== Entries provided ==
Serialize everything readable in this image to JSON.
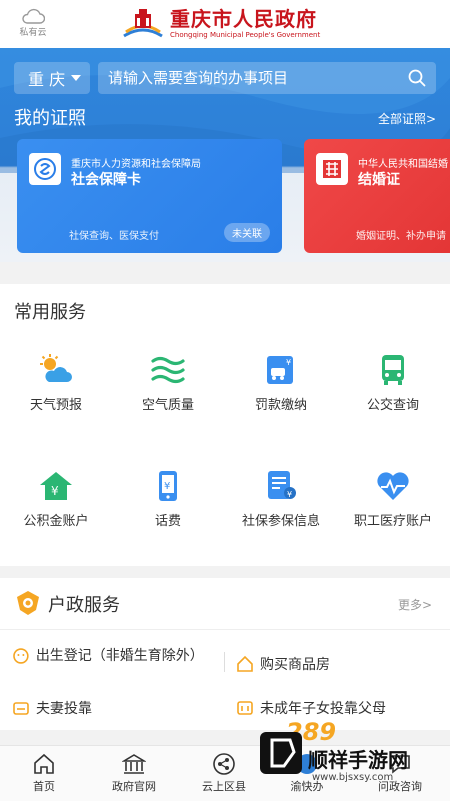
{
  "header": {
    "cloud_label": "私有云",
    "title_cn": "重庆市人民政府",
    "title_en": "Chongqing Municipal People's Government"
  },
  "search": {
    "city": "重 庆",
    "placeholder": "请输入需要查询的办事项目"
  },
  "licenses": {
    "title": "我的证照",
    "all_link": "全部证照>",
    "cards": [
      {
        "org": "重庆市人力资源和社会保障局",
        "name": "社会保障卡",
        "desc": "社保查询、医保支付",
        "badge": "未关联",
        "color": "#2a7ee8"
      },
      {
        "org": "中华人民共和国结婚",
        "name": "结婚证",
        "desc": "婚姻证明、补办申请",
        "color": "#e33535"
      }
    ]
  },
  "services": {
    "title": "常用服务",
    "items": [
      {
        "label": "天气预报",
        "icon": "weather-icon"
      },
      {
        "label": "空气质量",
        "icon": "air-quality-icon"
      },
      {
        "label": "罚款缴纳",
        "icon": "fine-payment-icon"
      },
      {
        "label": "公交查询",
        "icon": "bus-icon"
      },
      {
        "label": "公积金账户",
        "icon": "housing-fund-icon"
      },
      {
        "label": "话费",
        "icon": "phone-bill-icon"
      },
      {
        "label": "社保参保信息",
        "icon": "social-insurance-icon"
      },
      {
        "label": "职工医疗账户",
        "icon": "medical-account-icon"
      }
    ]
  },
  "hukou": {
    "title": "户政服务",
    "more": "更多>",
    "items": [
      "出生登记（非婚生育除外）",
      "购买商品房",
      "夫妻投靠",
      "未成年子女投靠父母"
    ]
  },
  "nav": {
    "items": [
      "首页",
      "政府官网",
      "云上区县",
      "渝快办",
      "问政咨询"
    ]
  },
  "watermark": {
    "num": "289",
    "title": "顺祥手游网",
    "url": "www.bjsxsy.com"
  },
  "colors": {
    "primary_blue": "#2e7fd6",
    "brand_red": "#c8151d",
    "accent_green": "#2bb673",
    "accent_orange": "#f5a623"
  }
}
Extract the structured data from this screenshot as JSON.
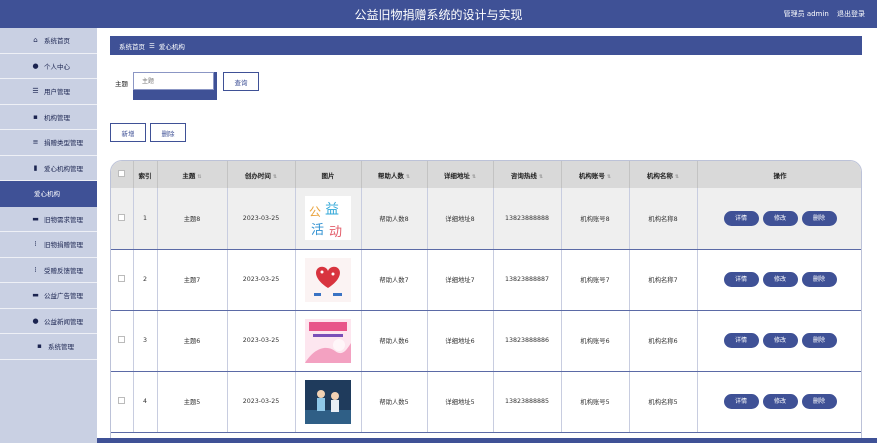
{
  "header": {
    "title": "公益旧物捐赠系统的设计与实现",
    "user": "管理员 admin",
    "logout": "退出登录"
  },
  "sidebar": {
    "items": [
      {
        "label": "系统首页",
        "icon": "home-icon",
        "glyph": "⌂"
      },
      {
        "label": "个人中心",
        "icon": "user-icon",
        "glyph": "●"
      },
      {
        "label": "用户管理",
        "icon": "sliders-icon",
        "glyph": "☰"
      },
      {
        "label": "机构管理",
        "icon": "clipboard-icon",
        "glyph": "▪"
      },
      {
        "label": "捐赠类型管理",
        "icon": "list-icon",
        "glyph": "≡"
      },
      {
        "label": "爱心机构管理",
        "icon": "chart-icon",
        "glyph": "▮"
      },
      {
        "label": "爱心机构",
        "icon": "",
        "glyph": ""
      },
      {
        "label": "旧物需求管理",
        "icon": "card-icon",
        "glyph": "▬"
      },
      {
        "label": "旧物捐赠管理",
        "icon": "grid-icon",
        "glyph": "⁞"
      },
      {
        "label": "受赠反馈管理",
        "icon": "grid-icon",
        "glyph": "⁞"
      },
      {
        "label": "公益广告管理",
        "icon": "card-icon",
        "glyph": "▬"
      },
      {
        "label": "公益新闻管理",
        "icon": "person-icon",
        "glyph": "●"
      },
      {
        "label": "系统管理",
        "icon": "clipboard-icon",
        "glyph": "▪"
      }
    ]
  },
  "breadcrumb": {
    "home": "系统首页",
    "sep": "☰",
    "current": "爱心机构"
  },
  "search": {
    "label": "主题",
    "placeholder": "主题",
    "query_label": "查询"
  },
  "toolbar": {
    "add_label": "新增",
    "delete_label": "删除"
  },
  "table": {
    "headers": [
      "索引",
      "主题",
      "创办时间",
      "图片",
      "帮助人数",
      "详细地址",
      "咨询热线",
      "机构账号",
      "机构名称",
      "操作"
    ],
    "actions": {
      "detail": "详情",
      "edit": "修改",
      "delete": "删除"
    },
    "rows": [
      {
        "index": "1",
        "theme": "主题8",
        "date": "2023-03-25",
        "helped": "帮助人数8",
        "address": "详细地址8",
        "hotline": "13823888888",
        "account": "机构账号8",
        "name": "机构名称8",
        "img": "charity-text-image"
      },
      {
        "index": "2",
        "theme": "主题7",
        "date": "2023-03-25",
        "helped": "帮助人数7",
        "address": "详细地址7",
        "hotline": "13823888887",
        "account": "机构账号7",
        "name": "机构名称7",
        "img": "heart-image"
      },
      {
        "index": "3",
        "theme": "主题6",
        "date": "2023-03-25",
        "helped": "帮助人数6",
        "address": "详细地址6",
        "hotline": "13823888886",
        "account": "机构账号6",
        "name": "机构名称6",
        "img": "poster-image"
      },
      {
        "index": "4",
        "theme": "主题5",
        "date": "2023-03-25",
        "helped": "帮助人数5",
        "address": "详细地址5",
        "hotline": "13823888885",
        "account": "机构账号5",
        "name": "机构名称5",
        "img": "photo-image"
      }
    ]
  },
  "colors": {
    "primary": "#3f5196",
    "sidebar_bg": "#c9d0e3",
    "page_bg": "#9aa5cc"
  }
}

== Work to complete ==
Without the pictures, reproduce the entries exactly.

== Your solution ==
Serialize everything readable in this image to JSON.
{
  "header": {
    "cloud_label": "私有云",
    "title_cn": "重庆市人民政府",
    "title_en": "Chongqing Municipal People's Government"
  },
  "search": {
    "city": "重 庆",
    "placeholder": "请输入需要查询的办事项目"
  },
  "licenses": {
    "title": "我的证照",
    "all_link": "全部证照>",
    "cards": [
      {
        "org": "重庆市人力资源和社会保障局",
        "name": "社会保障卡",
        "desc": "社保查询、医保支付",
        "badge": "未关联",
        "color": "#2a7ee8"
      },
      {
        "org": "中华人民共和国结婚",
        "name": "结婚证",
        "desc": "婚姻证明、补办申请",
        "color": "#e33535"
      }
    ]
  },
  "services": {
    "title": "常用服务",
    "items": [
      {
        "label": "天气预报",
        "icon": "weather-icon"
      },
      {
        "label": "空气质量",
        "icon": "air-quality-icon"
      },
      {
        "label": "罚款缴纳",
        "icon": "fine-payment-icon"
      },
      {
        "label": "公交查询",
        "icon": "bus-icon"
      },
      {
        "label": "公积金账户",
        "icon": "housing-fund-icon"
      },
      {
        "label": "话费",
        "icon": "phone-bill-icon"
      },
      {
        "label": "社保参保信息",
        "icon": "social-insurance-icon"
      },
      {
        "label": "职工医疗账户",
        "icon": "medical-account-icon"
      }
    ]
  },
  "hukou": {
    "title": "户政服务",
    "more": "更多>",
    "items": [
      "出生登记（非婚生育除外）",
      "购买商品房",
      "夫妻投靠",
      "未成年子女投靠父母"
    ]
  },
  "nav": {
    "items": [
      "首页",
      "政府官网",
      "云上区县",
      "渝快办",
      "问政咨询"
    ]
  },
  "watermark": {
    "num": "289",
    "title": "顺祥手游网",
    "url": "www.bjsxsy.com"
  },
  "colors": {
    "primary_blue": "#2e7fd6",
    "brand_red": "#c8151d",
    "accent_green": "#2bb673",
    "accent_orange": "#f5a623"
  }
}
Extract the structured data from this screenshot as JSON.
{
  "header": {
    "title": "公益旧物捐赠系统的设计与实现",
    "user": "管理员 admin",
    "logout": "退出登录"
  },
  "sidebar": {
    "items": [
      {
        "label": "系统首页",
        "icon": "home-icon",
        "glyph": "⌂"
      },
      {
        "label": "个人中心",
        "icon": "user-icon",
        "glyph": "●"
      },
      {
        "label": "用户管理",
        "icon": "sliders-icon",
        "glyph": "☰"
      },
      {
        "label": "机构管理",
        "icon": "clipboard-icon",
        "glyph": "▪"
      },
      {
        "label": "捐赠类型管理",
        "icon": "list-icon",
        "glyph": "≡"
      },
      {
        "label": "爱心机构管理",
        "icon": "chart-icon",
        "glyph": "▮"
      },
      {
        "label": "爱心机构",
        "icon": "",
        "glyph": ""
      },
      {
        "label": "旧物需求管理",
        "icon": "card-icon",
        "glyph": "▬"
      },
      {
        "label": "旧物捐赠管理",
        "icon": "grid-icon",
        "glyph": "⁞"
      },
      {
        "label": "受赠反馈管理",
        "icon": "grid-icon",
        "glyph": "⁞"
      },
      {
        "label": "公益广告管理",
        "icon": "card-icon",
        "glyph": "▬"
      },
      {
        "label": "公益新闻管理",
        "icon": "person-icon",
        "glyph": "●"
      },
      {
        "label": "系统管理",
        "icon": "clipboard-icon",
        "glyph": "▪"
      }
    ]
  },
  "breadcrumb": {
    "home": "系统首页",
    "sep": "☰",
    "current": "爱心机构"
  },
  "search": {
    "label": "主题",
    "placeholder": "主题",
    "query_label": "查询"
  },
  "toolbar": {
    "add_label": "新增",
    "delete_label": "删除"
  },
  "table": {
    "headers": [
      "索引",
      "主题",
      "创办时间",
      "图片",
      "帮助人数",
      "详细地址",
      "咨询热线",
      "机构账号",
      "机构名称",
      "操作"
    ],
    "actions": {
      "detail": "详情",
      "edit": "修改",
      "delete": "删除"
    },
    "rows": [
      {
        "index": "1",
        "theme": "主题8",
        "date": "2023-03-25",
        "helped": "帮助人数8",
        "address": "详细地址8",
        "hotline": "13823888888",
        "account": "机构账号8",
        "name": "机构名称8",
        "img": "charity-text-image"
      },
      {
        "index": "2",
        "theme": "主题7",
        "date": "2023-03-25",
        "helped": "帮助人数7",
        "address": "详细地址7",
        "hotline": "13823888887",
        "account": "机构账号7",
        "name": "机构名称7",
        "img": "heart-image"
      },
      {
        "index": "3",
        "theme": "主题6",
        "date": "2023-03-25",
        "helped": "帮助人数6",
        "address": "详细地址6",
        "hotline": "13823888886",
        "account": "机构账号6",
        "name": "机构名称6",
        "img": "poster-image"
      },
      {
        "index": "4",
        "theme": "主题5",
        "date": "2023-03-25",
        "helped": "帮助人数5",
        "address": "详细地址5",
        "hotline": "13823888885",
        "account": "机构账号5",
        "name": "机构名称5",
        "img": "photo-image"
      }
    ]
  },
  "colors": {
    "primary": "#3f5196",
    "sidebar_bg": "#c9d0e3",
    "page_bg": "#9aa5cc"
  }
}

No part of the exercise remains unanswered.